Former Boston Red Sox relief pitcher Bill Campbell, one of the first of the Major League players to take advantage of free agency, died Friday. Campbell, 74, had been diagnosed with cancer and died while in hospice care.
Campbell played 15 seasons in the major leagues with 7 teams, and his most notable years were from 1977 through 1981 with the Red Sox. He also played for the Minnesota Twins, Chicago Cubs, Philadelphia Phillies, St. Louis Cardinals, Detroit Tigers and Montreal Expos.
Campbell’s best season was in 1977, when he was selected for the American League All-Star team. Campbell was 13-9 with a 2.96 earned run average, while registering an American League-leading 31 saves. He finished 5th in Cy Young voting.
The 1977 and ’78 seasons were notable in Red Sox history as they built big leads in the American League East in both seasons. They ended up falling out of the top spot in both years, and the rival New York Yankees took the division title both times.
Campbell came to the Red Sox as a free agent, and after his tenure in Boston ended, he signed another free-agent contract with the Chicago Cubs in late 1981 and donned a Cubs uniform in 1982.
Campbell was a workhorse in the prime years of his career. He would often pitch 2 or 3 innings to close a game.
Campbell appeared in the postseason in 1985 with the St. Louis Cardinals.

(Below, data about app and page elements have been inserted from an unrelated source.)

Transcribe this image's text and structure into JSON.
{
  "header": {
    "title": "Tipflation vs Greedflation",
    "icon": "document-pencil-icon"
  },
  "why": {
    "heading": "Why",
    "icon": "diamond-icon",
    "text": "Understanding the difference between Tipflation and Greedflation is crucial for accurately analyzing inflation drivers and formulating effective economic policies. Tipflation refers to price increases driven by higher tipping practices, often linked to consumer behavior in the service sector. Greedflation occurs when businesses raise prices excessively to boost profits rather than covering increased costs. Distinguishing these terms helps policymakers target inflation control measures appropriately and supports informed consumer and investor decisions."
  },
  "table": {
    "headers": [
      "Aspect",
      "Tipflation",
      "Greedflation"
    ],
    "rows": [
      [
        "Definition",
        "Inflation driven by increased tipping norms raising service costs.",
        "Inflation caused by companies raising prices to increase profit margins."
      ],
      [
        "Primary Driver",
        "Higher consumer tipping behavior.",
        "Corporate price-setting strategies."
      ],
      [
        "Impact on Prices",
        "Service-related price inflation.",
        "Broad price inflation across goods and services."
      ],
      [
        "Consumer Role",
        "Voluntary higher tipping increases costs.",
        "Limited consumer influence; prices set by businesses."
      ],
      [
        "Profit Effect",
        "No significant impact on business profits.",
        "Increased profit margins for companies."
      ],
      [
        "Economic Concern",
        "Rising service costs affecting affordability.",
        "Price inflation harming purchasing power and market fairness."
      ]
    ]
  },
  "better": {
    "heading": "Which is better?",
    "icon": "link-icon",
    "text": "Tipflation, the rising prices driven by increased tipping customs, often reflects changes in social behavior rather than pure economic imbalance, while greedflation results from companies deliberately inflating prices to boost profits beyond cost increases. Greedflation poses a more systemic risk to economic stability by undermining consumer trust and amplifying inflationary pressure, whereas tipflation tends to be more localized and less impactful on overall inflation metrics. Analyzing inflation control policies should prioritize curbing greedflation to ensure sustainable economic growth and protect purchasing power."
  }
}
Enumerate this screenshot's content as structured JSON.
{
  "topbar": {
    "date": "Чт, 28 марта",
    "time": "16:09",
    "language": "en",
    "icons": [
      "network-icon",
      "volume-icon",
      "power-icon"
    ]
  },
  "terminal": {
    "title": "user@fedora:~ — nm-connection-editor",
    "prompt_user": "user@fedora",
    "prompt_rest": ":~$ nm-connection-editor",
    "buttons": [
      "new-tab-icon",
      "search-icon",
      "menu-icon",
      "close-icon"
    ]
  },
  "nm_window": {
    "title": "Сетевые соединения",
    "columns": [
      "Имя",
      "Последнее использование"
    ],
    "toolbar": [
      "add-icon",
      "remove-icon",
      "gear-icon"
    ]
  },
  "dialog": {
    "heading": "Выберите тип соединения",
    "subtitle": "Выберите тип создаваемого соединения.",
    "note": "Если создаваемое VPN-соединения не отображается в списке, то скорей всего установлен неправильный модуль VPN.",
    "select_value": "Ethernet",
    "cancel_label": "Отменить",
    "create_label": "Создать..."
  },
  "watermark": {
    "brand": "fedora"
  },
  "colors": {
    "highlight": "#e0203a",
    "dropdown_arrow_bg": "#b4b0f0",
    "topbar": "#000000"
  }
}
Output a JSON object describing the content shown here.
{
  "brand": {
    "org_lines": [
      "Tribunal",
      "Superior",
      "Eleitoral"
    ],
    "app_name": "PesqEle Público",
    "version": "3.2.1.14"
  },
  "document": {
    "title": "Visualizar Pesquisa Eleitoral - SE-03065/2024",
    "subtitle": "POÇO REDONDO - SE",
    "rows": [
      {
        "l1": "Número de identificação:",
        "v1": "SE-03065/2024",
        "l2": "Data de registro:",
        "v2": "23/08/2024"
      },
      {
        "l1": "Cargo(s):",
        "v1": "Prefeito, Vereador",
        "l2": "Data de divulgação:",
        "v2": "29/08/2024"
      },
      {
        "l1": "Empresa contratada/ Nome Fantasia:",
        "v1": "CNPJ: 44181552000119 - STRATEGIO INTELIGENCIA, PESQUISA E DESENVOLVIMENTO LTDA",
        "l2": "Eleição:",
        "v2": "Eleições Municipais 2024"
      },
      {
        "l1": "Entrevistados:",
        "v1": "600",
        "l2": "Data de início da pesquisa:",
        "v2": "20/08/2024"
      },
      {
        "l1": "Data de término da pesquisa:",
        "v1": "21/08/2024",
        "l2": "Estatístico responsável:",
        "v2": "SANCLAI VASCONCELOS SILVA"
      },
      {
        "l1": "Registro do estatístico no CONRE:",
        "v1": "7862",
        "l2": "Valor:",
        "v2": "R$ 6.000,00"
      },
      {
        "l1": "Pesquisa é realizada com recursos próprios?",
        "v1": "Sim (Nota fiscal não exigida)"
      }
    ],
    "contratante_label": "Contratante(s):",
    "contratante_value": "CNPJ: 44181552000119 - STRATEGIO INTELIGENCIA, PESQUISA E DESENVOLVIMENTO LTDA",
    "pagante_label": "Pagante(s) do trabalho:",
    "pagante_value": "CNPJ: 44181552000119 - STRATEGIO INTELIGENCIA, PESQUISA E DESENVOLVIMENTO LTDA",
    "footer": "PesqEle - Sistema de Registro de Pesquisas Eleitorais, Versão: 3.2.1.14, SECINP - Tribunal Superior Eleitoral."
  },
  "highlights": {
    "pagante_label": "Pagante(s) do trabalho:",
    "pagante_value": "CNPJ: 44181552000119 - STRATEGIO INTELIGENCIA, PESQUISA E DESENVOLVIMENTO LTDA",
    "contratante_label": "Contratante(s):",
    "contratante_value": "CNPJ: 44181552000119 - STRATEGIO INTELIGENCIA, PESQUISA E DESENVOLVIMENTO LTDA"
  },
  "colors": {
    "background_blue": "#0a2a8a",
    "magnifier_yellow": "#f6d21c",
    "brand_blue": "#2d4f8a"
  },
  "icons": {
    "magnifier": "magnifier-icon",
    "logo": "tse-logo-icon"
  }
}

He pitched in 3 games in the National League Championship Series against the Los Angeles Dodgers and compiled a 0.00 ERA. He also pitched in 3 World Series games against the Kansas City Royals, and had a 2.25 ERA.
The reliever had an 83-68 record during his career, and he also compiled a 3.54 ERA with 126 saves.